TASK TO COMPLETE:
Could you please find each line in the records that contains the word "JSON" and copy it?

(Stored items)

──────────

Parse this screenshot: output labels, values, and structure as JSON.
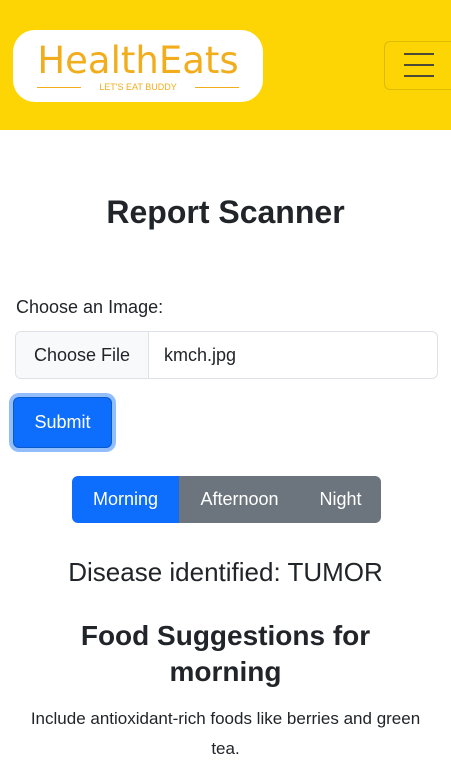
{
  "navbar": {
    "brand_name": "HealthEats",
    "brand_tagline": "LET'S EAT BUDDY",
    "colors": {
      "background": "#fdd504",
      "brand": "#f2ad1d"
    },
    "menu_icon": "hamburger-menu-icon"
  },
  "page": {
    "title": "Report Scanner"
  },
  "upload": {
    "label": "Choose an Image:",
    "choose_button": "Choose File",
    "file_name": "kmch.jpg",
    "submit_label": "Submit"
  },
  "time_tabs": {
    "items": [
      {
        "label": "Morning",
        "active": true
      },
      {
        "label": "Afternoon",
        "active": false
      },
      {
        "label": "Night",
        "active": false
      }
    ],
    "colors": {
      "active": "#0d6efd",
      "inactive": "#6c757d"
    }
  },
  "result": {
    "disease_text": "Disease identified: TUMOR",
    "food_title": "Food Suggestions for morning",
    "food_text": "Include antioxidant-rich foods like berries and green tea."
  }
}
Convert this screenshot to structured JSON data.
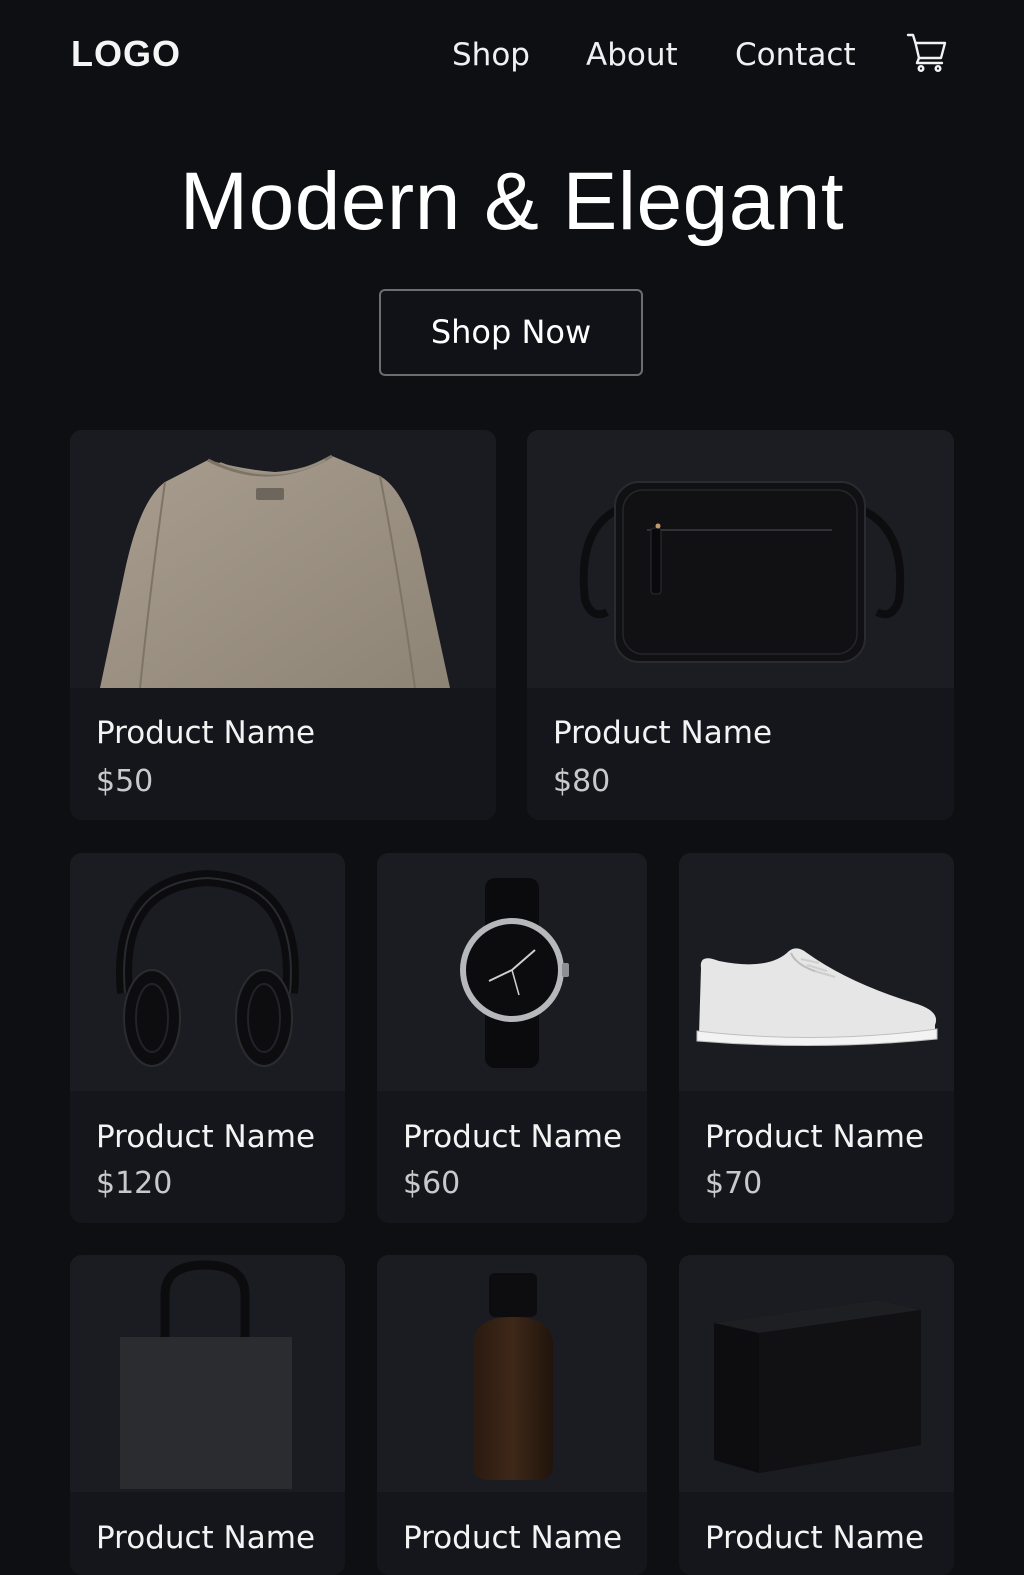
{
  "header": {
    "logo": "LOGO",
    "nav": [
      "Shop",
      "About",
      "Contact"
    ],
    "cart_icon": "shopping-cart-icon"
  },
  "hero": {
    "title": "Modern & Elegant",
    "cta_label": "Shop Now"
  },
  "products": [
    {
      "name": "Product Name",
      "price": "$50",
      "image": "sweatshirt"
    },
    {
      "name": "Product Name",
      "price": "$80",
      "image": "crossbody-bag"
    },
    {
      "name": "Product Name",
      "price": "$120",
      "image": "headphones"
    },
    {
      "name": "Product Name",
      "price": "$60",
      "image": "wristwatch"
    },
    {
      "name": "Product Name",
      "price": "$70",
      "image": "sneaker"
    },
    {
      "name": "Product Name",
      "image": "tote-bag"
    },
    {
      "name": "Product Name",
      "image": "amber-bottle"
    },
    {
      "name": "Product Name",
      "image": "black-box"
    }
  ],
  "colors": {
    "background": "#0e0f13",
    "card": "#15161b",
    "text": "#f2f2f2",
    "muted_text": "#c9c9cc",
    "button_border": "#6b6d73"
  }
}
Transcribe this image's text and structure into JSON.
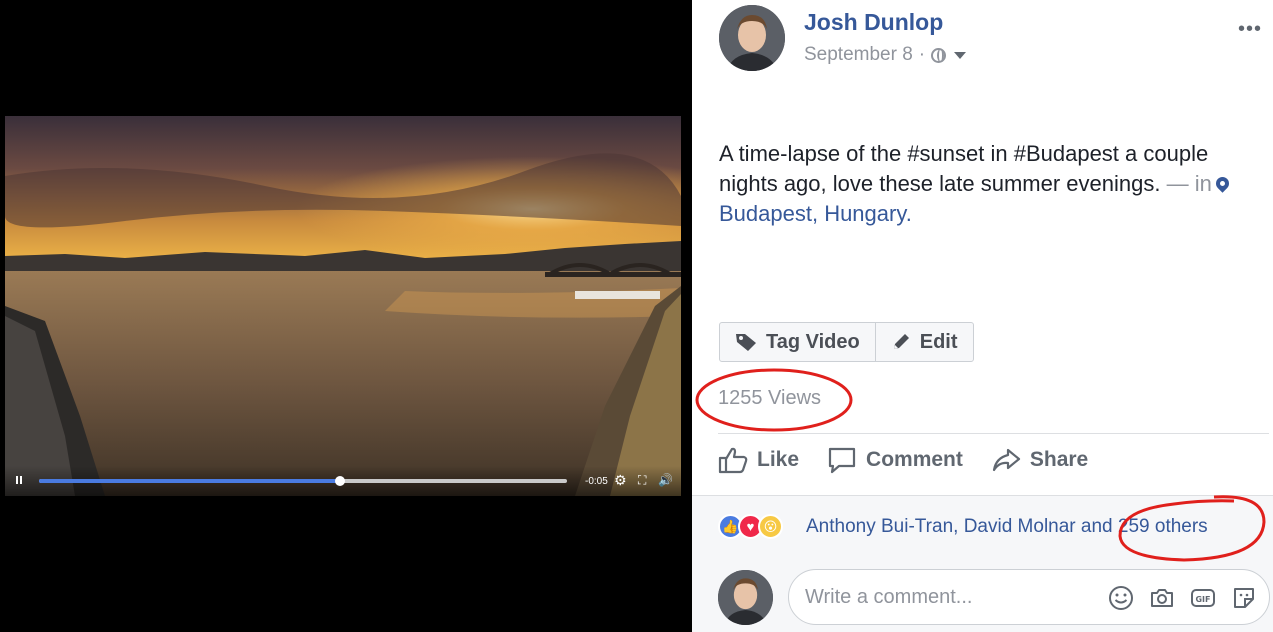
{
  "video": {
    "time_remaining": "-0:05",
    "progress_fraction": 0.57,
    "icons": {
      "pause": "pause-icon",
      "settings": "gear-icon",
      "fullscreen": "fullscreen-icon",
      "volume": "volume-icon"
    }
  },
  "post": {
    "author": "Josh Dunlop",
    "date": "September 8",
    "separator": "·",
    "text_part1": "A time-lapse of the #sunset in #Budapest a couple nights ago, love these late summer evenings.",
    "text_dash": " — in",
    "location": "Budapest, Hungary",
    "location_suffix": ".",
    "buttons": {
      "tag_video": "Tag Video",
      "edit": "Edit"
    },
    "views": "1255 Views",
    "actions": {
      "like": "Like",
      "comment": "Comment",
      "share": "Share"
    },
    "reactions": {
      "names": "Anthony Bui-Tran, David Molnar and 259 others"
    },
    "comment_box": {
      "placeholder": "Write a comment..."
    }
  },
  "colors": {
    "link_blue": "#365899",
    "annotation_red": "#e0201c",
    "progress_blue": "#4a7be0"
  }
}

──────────

EXERCISE RESULT:
Parse this screenshot: output labels, values, and structure as JSON.
Convert this screenshot to structured JSON data.
Transcribe this image's text and structure into JSON.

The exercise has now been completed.